Required work: If a line in the entries below contains "title", copy it.

________________

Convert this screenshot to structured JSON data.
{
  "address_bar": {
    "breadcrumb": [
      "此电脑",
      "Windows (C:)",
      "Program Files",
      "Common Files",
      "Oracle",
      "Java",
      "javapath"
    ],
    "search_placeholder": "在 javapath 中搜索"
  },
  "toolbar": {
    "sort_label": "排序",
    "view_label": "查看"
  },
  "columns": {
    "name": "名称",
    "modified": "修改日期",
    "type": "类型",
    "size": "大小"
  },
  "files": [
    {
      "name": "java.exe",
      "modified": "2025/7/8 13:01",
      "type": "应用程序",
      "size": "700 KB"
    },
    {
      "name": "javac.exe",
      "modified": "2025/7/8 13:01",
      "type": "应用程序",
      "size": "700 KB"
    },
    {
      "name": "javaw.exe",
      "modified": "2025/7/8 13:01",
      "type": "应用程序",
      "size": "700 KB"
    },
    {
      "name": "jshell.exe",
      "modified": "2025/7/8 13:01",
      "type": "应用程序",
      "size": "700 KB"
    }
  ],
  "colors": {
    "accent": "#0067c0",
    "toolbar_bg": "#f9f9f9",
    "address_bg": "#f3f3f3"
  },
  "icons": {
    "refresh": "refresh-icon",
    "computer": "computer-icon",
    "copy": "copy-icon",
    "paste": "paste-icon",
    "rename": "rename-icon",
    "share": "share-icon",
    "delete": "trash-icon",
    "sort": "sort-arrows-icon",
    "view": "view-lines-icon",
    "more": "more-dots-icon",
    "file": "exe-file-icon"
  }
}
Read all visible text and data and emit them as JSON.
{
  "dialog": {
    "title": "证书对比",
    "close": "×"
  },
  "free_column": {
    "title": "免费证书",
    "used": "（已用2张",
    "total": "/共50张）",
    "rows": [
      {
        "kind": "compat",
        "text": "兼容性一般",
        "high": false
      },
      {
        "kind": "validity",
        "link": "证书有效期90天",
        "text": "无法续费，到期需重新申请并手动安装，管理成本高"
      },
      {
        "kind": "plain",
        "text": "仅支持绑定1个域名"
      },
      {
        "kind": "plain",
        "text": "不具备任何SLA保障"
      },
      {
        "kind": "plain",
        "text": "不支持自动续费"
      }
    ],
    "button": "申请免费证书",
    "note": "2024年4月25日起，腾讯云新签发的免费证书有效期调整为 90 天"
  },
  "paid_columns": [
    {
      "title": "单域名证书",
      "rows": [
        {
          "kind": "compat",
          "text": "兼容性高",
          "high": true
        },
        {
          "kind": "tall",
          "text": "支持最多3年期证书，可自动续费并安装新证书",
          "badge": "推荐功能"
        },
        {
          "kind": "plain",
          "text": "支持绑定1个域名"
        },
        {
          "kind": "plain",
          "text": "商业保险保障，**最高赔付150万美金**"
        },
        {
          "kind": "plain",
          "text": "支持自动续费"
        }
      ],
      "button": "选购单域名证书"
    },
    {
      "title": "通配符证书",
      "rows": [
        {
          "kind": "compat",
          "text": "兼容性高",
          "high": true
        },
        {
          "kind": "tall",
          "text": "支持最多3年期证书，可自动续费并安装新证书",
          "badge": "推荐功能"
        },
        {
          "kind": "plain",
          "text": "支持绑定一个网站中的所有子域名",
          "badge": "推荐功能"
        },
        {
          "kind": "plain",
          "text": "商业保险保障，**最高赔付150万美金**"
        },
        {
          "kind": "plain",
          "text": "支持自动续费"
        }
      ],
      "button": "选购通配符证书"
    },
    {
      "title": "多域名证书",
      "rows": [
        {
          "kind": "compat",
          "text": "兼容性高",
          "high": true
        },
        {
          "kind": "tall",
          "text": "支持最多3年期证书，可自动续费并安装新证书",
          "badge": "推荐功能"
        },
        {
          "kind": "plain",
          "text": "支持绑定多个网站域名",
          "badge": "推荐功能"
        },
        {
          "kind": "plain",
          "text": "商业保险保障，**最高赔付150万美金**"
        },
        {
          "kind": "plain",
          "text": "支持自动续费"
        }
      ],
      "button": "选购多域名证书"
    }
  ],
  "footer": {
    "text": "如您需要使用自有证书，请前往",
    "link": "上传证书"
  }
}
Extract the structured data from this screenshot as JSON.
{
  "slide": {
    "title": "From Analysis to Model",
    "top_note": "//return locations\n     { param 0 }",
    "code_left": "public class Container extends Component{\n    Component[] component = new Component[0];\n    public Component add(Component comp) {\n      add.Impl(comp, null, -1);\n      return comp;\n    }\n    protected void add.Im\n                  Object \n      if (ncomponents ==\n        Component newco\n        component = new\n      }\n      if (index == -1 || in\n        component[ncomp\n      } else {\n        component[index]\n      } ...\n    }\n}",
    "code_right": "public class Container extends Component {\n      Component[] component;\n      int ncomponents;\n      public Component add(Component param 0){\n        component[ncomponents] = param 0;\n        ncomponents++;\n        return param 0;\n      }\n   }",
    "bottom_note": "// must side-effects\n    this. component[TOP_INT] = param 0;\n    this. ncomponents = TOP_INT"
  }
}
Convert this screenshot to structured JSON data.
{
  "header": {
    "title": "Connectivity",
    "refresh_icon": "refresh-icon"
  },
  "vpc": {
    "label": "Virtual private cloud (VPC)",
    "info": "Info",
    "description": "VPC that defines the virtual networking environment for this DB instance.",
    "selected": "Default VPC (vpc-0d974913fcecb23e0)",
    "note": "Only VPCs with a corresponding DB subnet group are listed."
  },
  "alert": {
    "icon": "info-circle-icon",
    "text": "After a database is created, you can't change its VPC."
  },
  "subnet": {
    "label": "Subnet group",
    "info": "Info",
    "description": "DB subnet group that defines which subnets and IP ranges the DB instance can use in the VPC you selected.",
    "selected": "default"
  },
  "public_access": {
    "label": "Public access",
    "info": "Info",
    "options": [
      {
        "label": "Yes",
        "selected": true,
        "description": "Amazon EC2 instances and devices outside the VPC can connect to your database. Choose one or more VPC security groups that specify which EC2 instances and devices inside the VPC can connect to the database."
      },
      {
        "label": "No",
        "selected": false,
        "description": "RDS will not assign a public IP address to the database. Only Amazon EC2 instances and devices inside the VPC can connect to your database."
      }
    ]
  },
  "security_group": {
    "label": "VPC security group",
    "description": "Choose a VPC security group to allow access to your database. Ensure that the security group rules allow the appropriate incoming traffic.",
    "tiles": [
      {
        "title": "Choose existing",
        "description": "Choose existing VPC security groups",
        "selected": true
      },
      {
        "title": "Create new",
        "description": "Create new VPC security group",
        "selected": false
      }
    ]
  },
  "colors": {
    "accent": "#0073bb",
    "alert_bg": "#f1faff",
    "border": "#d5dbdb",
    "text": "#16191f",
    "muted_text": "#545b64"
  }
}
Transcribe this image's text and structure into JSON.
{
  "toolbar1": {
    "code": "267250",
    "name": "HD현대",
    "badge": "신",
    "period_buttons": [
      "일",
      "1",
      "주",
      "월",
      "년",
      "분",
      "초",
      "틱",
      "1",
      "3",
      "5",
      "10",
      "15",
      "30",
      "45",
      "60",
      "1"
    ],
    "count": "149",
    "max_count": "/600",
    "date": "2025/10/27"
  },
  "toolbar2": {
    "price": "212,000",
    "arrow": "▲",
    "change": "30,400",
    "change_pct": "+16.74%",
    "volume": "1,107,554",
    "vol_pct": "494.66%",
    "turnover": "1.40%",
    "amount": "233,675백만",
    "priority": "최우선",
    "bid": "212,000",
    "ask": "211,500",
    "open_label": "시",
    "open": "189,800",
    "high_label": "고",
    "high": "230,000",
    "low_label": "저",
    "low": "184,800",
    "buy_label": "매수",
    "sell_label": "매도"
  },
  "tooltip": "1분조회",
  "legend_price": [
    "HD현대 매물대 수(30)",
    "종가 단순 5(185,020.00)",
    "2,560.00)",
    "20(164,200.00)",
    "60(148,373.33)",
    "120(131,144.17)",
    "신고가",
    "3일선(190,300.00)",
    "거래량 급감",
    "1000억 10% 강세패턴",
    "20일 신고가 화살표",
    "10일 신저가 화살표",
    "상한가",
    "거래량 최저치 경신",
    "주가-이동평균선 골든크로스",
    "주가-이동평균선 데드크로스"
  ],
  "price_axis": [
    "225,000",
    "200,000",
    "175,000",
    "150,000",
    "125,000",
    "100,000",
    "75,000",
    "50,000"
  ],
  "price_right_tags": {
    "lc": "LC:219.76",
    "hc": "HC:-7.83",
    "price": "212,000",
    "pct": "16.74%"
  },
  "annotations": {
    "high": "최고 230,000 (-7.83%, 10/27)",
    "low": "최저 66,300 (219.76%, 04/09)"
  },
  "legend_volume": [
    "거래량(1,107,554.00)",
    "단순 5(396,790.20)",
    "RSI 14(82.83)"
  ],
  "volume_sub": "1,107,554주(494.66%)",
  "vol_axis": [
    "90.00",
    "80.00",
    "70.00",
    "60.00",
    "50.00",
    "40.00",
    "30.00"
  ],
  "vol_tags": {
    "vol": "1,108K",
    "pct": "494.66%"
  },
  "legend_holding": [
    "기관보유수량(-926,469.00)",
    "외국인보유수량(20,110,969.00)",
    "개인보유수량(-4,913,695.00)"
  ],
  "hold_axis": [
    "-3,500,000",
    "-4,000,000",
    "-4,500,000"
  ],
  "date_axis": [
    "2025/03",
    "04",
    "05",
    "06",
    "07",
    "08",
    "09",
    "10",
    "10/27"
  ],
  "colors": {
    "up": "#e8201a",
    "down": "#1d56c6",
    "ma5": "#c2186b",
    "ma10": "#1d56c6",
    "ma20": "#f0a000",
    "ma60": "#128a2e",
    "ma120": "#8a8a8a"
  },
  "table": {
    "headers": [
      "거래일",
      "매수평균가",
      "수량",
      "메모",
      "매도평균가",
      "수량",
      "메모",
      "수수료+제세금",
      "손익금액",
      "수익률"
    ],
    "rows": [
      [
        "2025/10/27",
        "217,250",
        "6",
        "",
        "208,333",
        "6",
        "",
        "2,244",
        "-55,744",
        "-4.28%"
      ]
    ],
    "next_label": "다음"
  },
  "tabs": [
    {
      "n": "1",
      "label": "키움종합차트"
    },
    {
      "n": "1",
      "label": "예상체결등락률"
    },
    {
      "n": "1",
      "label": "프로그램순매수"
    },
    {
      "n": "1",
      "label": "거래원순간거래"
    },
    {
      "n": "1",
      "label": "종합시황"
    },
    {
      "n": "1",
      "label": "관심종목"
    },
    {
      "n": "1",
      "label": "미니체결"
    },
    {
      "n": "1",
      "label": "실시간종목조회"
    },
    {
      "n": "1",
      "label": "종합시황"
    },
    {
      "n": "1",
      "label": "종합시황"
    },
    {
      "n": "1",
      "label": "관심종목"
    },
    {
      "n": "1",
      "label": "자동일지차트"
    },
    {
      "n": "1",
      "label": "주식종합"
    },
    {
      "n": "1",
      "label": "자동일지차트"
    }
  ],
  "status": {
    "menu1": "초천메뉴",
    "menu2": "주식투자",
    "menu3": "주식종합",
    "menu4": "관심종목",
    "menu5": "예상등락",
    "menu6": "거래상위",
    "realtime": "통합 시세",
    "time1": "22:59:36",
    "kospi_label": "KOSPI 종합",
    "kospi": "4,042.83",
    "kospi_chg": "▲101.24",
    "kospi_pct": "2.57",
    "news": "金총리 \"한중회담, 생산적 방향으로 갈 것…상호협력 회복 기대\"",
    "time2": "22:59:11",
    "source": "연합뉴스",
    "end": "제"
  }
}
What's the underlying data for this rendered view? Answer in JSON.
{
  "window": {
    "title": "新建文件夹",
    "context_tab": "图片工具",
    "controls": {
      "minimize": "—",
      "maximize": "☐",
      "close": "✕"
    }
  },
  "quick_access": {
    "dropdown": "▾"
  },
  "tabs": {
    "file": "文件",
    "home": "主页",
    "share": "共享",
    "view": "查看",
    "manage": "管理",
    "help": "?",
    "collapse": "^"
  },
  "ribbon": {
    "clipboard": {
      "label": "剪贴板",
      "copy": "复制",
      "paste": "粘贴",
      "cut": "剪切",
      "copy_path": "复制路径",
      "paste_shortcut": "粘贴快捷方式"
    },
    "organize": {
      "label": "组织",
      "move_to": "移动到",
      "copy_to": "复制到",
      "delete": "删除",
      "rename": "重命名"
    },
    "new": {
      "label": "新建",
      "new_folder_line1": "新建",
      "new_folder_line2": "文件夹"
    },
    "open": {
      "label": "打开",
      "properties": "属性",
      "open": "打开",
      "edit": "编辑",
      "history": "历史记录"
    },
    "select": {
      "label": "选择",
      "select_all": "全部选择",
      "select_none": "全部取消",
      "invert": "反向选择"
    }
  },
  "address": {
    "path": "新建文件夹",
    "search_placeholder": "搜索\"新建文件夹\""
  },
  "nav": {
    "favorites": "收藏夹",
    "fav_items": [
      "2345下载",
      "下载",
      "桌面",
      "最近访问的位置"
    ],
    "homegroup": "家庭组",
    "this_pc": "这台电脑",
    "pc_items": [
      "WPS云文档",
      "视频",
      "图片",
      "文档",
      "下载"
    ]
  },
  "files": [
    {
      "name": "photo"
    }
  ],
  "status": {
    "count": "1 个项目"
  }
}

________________

Answer to this task:
    "title": "证书对比",
    "title": "免费证书",
      "title": "单域名证书",
      "title": "通配符证书",
      "title": "多域名证书",
    "title": "From Analysis to Model",
    "title": "Connectivity",
        "title": "Choose existing",
        "title": "Create new",
    "title": "新建文件夹",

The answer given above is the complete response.